Encompassing “all the things that make us human” The Diversity and Identity Studies Collective
When Debra Moddelmog, PhD, joined the faculty of The Ohio State University’s Department of English in 1986, the department offered no courses on sexuality. By the mid-1990s, with queer theory gaining traction and courses on marginalized identities increasingly in demand, the time was right, she felt, to introduce the English department’s first course in sexuality studies.
Students in the new class read texts such as Nella Larsen’s Passing and Minnie Bruce Pratt’s S/He, and for many, the course was transformative. “At the end of the quarter, students said they wished this class wouldn’t end,” says Moddelmog. “They thought this was what college should be about—thinking about human identity, culture and social justice.”
The course was challenging, too. “I remember one day a student walked out of class,” Moddelmog recalls. “Another day we had a heated exchange because some of the heterosexually identified women were intrigued by the idea of sexual fluidity, and some of the outspoken lesbians in the class thought these students were being naïve about the challenges of living an ‘out’ life in the 1990s. It was truly hard, but everybody stuck in there, and we all felt like it was one of the most transformative learning experiences we’d had.”
"My time at Ohio State was spent working with a group of people who were trying to make a difference around diversity, inclusion and social justice to benefit the university."
By the early 2000s, the time was right for an interdisciplinary Sexuality Studies program at Ohio State. “We had an incredible array of faculty at the time and a lot of energy there, and we all met one day and talked about whether we could put together an academic program,” Moddelmog says. “The discussion centered on whether it would be a gay and lesbian minor or sexuality studies minor, but ultimately we decided on the latter since the group determined that heterosexuality needed to be theorized just as much as gay and lesbian sexuality. It was a really good decision that allowed us to think about sexuality in a comprehensive way, and I think our students benefitted from taking courses that focused on all kinds of sexuality.”
Once the Sexuality Studies program was established, it piqued the interest of other faculty members. “They would come to me and say, ‘I want to start an interdisciplinary minor in an ethnic studies area or in disability studies; could you tell me how you did this?’ We started thinking that if we’re going to talk about intersectionality—we can’t think about sexuality without considering race, ethnicity, gender, disability, nationality and all the things that make us the humans that we are—maybe we ought to collaborate.”

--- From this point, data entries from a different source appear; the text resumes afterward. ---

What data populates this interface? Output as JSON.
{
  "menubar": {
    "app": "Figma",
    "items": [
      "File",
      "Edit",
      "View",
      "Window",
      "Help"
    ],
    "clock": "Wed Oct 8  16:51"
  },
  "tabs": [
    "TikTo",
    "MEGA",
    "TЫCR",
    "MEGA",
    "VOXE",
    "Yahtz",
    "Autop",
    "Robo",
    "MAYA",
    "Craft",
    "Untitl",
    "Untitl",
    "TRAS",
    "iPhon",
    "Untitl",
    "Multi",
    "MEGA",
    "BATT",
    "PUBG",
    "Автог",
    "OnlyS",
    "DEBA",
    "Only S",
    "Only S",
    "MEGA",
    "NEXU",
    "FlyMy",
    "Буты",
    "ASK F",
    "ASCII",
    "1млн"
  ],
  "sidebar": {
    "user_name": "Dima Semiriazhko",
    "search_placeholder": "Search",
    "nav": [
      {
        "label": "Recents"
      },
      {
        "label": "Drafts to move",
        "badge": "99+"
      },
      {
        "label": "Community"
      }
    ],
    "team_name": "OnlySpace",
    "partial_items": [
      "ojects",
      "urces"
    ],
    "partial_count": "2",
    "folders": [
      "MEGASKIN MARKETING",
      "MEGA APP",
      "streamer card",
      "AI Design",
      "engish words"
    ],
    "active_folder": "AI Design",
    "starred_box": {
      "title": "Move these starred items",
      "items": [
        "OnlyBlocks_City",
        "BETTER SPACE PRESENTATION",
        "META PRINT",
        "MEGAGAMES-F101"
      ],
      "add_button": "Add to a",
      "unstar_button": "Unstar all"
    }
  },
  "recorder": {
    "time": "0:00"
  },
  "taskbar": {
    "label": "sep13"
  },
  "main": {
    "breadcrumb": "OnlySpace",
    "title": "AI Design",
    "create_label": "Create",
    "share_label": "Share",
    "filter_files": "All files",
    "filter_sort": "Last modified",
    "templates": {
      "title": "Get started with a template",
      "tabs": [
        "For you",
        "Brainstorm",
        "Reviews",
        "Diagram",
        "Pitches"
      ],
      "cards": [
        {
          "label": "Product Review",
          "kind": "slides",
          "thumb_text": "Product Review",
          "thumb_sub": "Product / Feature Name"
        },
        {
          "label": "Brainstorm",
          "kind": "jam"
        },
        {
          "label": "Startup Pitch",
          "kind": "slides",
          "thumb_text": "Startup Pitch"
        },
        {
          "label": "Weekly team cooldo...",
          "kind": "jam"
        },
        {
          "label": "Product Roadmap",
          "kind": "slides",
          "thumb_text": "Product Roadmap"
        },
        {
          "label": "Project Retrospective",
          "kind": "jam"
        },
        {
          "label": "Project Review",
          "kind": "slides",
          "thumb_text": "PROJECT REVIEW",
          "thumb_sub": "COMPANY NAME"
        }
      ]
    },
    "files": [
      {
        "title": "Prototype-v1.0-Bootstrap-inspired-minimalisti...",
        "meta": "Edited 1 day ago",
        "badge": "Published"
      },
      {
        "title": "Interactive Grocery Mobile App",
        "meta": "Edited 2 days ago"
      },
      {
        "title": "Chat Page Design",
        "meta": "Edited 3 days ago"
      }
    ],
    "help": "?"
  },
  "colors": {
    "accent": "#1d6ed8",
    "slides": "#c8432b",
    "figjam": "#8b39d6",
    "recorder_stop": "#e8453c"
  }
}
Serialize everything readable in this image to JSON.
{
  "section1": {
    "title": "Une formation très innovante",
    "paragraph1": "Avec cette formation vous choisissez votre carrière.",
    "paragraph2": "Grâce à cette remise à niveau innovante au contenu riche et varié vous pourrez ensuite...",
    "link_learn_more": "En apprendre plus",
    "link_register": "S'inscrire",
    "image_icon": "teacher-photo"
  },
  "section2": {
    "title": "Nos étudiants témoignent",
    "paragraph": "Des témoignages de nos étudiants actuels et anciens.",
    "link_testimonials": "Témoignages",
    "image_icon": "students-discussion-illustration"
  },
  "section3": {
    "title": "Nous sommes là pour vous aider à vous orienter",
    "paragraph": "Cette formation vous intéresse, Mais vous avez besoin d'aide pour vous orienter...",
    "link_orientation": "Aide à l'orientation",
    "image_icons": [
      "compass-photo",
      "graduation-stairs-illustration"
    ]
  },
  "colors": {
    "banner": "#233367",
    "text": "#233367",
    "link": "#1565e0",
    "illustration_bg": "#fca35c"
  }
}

With that, the Diversity and Identity Studies Collective (DISCO) was born at Ohio State, a true group effort. “When I think about the people sitting around that table working on DISCO together, it was very exciting,” Moddelmog recalls. “My time at Ohio State was spent working with a group of people who were trying to make a difference around diversity, inclusion and social justice to benefit the university. I was director of the program for several key years, but this couldn’t have been done without collaboration.”
Today, Moddelmog is dean of College of Liberal Arts at the University of Nevada, Reno, where she continues to innovate. “I have an opportunity here to do something similar to what we were doing with DISCO,” she says. “I’m excited to find a place where the model we had been trying to build at Ohio State is starting to become a reality.”